A highly significant reversal of the burden of proof for culpa in contrahendo exists, for example, in the event of a breach of contractual or contract-like obligations. This means that it is not the aggrieved party who must prove that the tortfeasor is at default, but the tortfeasor who must prove that he or she is not at fault. The determination of the burden of proof in Section 1298 ABGB only applies to the area of culpability, but not to the area of causality.

In the event of a breach of contract, a party is, based on Sections 1293 et seq. of the ABGB, entitled to sue the other party or parties for damages.

However, contracts can also be challenged on usury (Section 879, Paragraph 2 Z4 ABGB) or owing to material imbalance (leasio enormis, Section 934 ABGB). A contract may also be contested on the grounds of error, cunning or threat.

In the event of defective performance of a contract, the party concerned is entitled to the statutory warranty rights, provided by Section 932 ABGB. According to the law, the transferee can demand improvement (repair or providing the missing), the replacement of the asset, a reasonable reduction of the price (price reduction) or the rescission of the contract (redhibition). The right to the legal warranty must be claimed at court within three years if it relates to immovable assets, and two years if it relates to movable assets. Warrant law does not apply if assets are transferred outright, in the case of obvious defects or in case of contractual exclusion. The warranty right can therefore be excluded in principle contractually; in the case of a consumer contract, however, it is mandatory.
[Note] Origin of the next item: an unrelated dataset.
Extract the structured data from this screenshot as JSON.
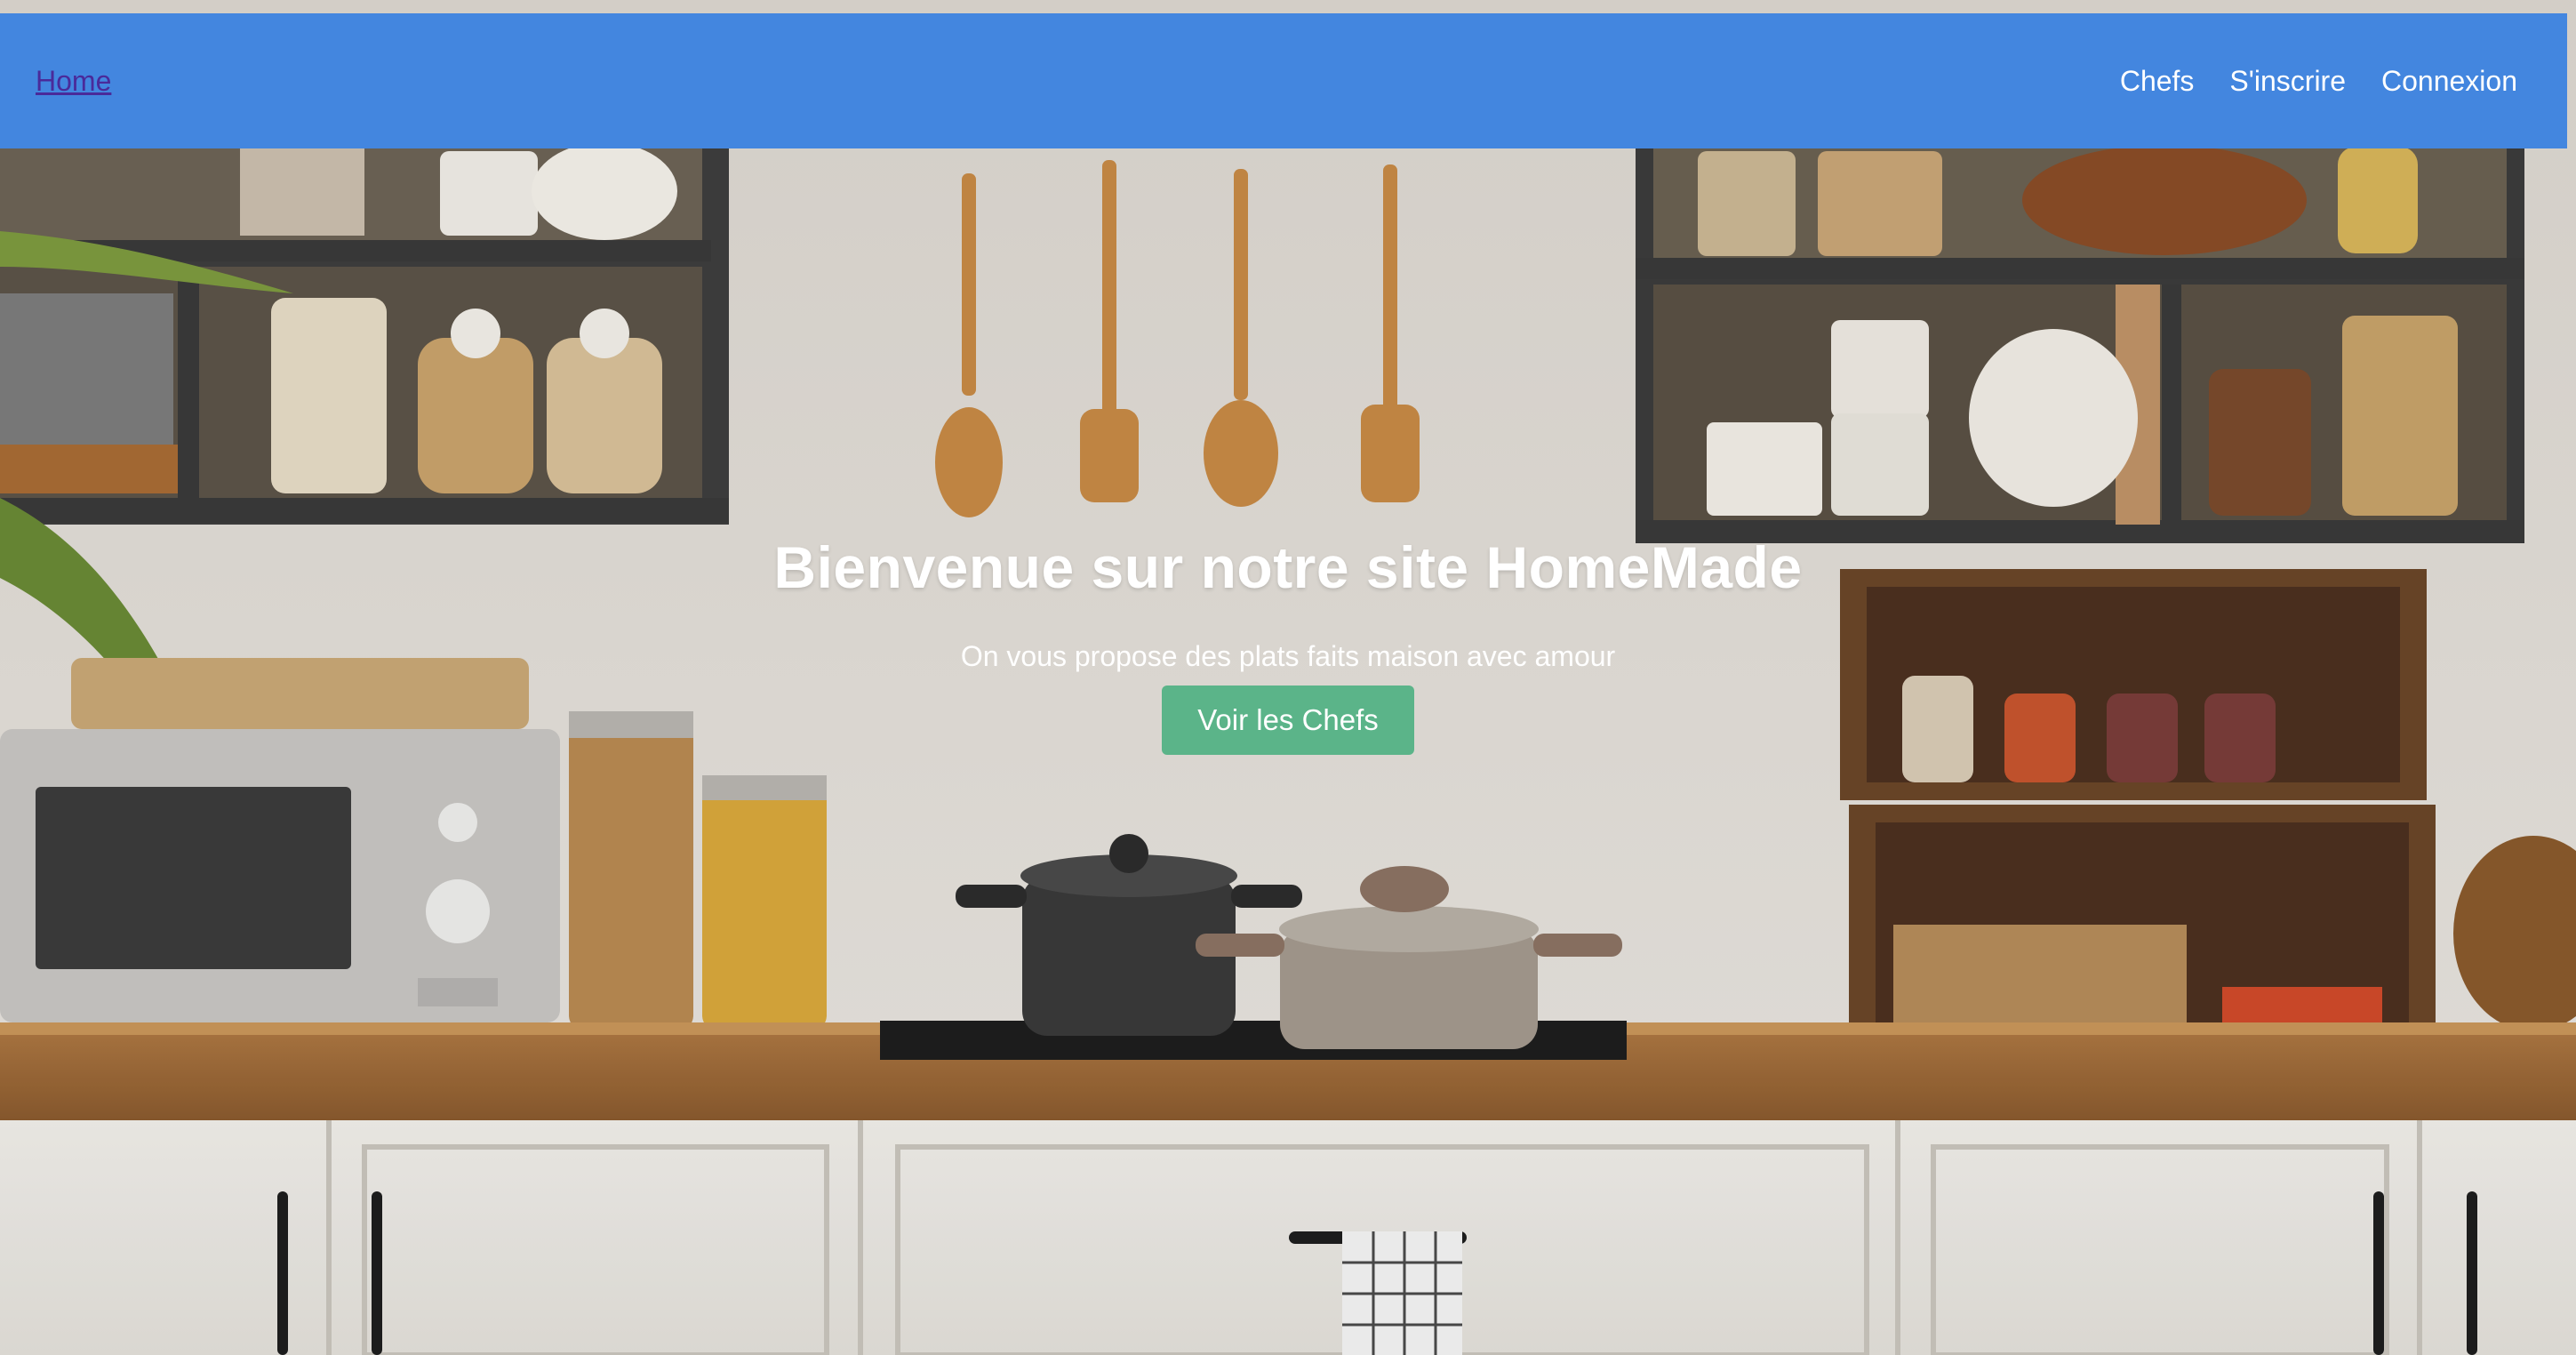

In addition, contractually agreed warranty clauses can be sued as well.